### Problem requirements
Search term "дата": copy each line of the data containing it.

Stored records

------------------------------------------------

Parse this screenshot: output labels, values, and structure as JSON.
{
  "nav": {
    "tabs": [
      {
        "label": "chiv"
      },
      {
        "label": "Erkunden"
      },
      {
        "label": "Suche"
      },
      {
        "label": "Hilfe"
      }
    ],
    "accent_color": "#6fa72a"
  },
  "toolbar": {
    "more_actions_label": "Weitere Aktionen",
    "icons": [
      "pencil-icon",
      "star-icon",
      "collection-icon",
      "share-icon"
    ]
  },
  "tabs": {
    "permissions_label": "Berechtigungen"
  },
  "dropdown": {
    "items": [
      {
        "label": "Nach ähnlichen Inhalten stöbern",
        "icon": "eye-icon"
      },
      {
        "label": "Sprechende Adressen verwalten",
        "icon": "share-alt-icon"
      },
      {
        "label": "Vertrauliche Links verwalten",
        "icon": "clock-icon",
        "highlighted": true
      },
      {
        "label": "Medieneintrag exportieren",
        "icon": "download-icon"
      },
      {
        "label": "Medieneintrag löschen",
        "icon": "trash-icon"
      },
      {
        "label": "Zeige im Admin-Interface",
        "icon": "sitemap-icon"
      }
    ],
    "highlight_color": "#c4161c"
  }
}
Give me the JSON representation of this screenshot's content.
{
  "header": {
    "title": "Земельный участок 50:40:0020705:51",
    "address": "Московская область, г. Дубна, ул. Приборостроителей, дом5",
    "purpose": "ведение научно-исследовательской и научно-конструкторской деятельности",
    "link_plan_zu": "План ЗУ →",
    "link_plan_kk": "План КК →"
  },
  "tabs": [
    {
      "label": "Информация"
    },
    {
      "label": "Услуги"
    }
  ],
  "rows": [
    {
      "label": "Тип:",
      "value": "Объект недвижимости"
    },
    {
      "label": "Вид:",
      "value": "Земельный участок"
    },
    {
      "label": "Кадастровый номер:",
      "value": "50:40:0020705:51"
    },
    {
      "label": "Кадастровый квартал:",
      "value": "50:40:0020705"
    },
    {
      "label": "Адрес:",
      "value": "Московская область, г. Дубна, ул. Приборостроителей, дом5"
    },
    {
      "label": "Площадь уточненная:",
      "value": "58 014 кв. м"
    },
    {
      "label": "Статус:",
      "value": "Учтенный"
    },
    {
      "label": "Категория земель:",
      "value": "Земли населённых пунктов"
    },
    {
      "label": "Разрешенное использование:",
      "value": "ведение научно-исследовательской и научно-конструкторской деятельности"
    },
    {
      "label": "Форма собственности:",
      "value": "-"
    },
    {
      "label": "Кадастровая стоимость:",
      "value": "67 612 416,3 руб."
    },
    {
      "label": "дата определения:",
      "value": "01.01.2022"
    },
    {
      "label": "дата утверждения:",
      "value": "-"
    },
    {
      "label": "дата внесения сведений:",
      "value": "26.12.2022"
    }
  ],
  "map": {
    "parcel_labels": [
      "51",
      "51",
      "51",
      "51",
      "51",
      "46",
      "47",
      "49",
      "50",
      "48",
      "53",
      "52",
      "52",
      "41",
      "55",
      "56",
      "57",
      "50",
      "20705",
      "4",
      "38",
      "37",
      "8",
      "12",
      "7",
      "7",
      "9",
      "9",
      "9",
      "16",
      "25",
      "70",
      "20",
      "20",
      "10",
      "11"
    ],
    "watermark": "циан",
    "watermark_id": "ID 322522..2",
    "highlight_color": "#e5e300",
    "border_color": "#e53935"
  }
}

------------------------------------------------

### Result
      "label": "дата определения:",
      "label": "дата утверждения:",
      "label": "дата внесения сведений:",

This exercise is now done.